I won’t bore you with the outcome–you’ll have to look it up in your law library.
But, it got me thinking.
After dinner, we said our good-nights on the platform of the Manhattan bound stop on the N line. Their apartment was only half a block away. As we stood waiting, I felt myself rethinking the case study. As the front lights of the train approached, I thought of the long run it would make from Ditmars Blvd Astoria to fabled Coney Island. I knew that after a few stops, we would enter a tunnel under the East River. I’m not especially claustrophobic unless it involves pre-mature burial (which I think about a lot), but the idea of being under the water for a few minutes had me wondering about criminal law below sea level. What if the train was stalled or held up by the Command Center (it happened to me once in 1992)? What if we were truly stuck beneath the East River–unable to move forward at all? What if it came down to drawing straws to decide which one of the dozens of riders could legally be killed and then eaten?
I ran through a list of concerns. Whose straw would we use? Who would conduct the cutting of the straw lengths? Who would actually take charge of the drawing? And, most importantly, would anyone really have a straw?
As I was pondering these questions, I became aware that the train was actually slowing down! Were we stopping? Yes, we were coming to a full stop! All this time, I had my eyes closed to better concentrate on the potential and bloody situation we may soon be facing. After all, I was likely to be the passenger with the most sea-faring experience. I had ridden the Staten Island Ferry more than four times and I own a kayak. I had also been on at least two Whale Watches out of Bar Harbor. In addition, I’ve seen the Queen Mary while it was docked at the Hudson Piers and I have ridden the NY Waterways ferry on at least four occasions. I’ve been to the South Street Seaport and have visited Mystic Seaport more than once. I also like to look at sailboats while I eat a Cobb Salad at the 79th Street Boat Basin Cafe. So I guess that nails my point of being a maritime authority beyond any doubt.
I opened my eyes. We were in Manhattan–we were approaching the Lexington Avenue/59th St. stop on the Upper East Side. Five more stops would put us at Herald Square–and the relative safety of street level reality. Painful decisions in matters of life and death were behind me. We all know that now the rules of The Walking Dead superseded any maritime legalities.
I vowed, just then, to begin carrying a straw whenever I rode the subway and especially when it went through an underwater tunnel.
I also vowed to carry a small pair of pinking shears. That way I could, perhaps, control the length of the straw that would be cut into various sizes.
Underwater or on the high seas, controlling the variables is very important.

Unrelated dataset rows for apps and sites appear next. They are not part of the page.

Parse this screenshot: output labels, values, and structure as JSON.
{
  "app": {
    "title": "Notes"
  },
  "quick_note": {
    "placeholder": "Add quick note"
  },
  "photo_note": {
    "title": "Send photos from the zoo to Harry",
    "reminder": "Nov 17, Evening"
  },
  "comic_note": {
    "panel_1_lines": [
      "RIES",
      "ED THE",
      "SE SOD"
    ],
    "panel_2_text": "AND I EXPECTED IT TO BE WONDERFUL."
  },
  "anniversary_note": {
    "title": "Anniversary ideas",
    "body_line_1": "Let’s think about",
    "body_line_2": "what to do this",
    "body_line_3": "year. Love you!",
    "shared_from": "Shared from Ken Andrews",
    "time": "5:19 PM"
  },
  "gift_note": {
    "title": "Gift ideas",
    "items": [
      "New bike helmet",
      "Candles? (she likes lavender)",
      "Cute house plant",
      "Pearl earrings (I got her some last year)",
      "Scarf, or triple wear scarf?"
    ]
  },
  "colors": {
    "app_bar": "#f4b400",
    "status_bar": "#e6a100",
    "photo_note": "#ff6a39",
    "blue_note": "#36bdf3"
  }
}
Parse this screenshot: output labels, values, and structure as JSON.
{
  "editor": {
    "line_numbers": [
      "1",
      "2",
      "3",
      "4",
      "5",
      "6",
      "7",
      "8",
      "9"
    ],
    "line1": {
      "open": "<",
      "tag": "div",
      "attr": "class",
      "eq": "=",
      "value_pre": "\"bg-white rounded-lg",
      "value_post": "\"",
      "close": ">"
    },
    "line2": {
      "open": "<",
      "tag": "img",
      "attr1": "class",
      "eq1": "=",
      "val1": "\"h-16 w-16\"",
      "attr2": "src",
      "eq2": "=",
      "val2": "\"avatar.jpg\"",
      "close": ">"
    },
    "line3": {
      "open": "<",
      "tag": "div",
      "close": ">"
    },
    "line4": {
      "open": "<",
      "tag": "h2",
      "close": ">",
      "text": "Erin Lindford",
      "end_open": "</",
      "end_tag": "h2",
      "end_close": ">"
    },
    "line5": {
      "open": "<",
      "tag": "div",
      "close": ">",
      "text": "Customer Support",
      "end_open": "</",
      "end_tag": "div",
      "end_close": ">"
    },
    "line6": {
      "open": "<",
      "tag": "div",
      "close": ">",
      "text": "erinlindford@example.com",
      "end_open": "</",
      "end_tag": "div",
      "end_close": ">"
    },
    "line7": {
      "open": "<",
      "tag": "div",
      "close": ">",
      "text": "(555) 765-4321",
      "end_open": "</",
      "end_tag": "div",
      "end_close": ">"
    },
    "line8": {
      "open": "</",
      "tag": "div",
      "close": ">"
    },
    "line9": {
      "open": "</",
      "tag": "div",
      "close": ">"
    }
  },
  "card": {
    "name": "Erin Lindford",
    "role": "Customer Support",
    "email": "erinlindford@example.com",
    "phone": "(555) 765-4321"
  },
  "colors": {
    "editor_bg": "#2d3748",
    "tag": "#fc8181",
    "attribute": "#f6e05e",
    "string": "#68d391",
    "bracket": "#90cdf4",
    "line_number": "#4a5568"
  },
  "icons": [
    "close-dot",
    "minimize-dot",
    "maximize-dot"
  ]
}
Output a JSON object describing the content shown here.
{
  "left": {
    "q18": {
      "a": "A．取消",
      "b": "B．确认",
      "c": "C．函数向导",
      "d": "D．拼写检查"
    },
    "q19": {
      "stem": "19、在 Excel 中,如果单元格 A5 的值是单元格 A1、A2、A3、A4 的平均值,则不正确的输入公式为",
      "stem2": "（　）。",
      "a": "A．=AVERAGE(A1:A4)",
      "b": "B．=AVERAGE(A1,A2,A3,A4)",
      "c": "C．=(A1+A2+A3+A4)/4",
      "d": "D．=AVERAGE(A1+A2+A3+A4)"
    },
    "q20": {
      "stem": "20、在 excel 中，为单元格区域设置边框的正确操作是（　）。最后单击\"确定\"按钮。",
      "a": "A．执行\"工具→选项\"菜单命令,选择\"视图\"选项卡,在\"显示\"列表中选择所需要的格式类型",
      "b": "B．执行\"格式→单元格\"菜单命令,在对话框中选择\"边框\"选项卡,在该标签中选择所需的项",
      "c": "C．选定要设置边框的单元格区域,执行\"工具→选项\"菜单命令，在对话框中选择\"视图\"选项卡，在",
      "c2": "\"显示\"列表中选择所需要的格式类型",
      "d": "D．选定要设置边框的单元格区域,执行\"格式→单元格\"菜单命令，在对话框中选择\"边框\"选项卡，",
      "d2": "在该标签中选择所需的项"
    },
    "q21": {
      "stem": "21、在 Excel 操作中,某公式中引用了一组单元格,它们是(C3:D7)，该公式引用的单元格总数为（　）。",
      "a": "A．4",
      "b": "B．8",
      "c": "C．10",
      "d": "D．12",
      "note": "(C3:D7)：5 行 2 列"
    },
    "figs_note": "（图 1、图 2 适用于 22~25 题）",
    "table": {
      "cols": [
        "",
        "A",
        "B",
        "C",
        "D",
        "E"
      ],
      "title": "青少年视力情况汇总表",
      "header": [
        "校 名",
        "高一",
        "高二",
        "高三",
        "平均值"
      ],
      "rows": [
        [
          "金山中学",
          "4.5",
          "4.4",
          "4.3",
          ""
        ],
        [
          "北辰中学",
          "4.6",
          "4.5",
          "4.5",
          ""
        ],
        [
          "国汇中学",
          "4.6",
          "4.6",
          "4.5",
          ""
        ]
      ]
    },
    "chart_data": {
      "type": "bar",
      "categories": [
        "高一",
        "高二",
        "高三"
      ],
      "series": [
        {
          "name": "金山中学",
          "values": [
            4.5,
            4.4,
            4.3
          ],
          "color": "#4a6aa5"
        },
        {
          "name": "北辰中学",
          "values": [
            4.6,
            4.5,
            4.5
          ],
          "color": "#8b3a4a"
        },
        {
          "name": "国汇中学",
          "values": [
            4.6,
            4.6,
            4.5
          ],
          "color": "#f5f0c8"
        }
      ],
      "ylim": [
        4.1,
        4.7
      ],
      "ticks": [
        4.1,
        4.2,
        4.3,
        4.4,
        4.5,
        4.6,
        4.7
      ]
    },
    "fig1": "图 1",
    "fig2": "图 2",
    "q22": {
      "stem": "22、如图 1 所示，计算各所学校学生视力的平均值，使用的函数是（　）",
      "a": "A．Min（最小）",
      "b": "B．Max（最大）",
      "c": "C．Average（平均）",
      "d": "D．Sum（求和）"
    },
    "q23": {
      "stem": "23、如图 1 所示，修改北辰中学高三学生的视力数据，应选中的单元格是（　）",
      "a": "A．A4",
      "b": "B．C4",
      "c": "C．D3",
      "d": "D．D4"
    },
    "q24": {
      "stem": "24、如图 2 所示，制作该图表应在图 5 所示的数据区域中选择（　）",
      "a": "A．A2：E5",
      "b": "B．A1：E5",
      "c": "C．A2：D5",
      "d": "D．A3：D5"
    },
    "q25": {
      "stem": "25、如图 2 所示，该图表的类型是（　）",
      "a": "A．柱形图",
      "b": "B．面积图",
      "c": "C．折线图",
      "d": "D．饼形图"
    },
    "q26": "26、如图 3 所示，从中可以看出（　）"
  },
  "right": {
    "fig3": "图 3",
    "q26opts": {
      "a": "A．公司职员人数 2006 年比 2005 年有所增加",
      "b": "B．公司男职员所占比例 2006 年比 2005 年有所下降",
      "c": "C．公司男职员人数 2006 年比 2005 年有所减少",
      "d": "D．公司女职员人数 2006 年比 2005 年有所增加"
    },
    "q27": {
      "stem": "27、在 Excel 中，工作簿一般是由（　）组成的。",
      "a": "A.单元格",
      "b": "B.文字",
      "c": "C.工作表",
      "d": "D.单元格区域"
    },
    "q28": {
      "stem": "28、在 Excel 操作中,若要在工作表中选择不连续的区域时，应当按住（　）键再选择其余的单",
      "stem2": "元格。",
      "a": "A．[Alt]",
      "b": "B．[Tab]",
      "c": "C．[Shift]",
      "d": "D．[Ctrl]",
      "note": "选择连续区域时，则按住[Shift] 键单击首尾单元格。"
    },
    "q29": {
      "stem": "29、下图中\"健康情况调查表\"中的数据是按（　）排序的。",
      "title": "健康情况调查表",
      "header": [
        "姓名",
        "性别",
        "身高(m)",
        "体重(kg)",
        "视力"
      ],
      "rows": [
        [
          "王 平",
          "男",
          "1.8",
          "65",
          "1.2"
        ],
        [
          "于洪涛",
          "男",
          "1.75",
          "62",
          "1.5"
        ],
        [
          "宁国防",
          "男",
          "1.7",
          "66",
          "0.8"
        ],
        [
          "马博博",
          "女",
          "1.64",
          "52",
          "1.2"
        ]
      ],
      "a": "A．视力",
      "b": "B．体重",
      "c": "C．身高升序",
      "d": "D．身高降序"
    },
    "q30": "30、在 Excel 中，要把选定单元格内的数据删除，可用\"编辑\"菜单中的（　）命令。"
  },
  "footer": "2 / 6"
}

[Do not use this illustration for navigation! It is included for entertainment purposes only. I assume the copyright belongs to the MTA. For full disclosure and transparency purposes, I will proudly mention that the title of this post was suggested by my son, Brian.]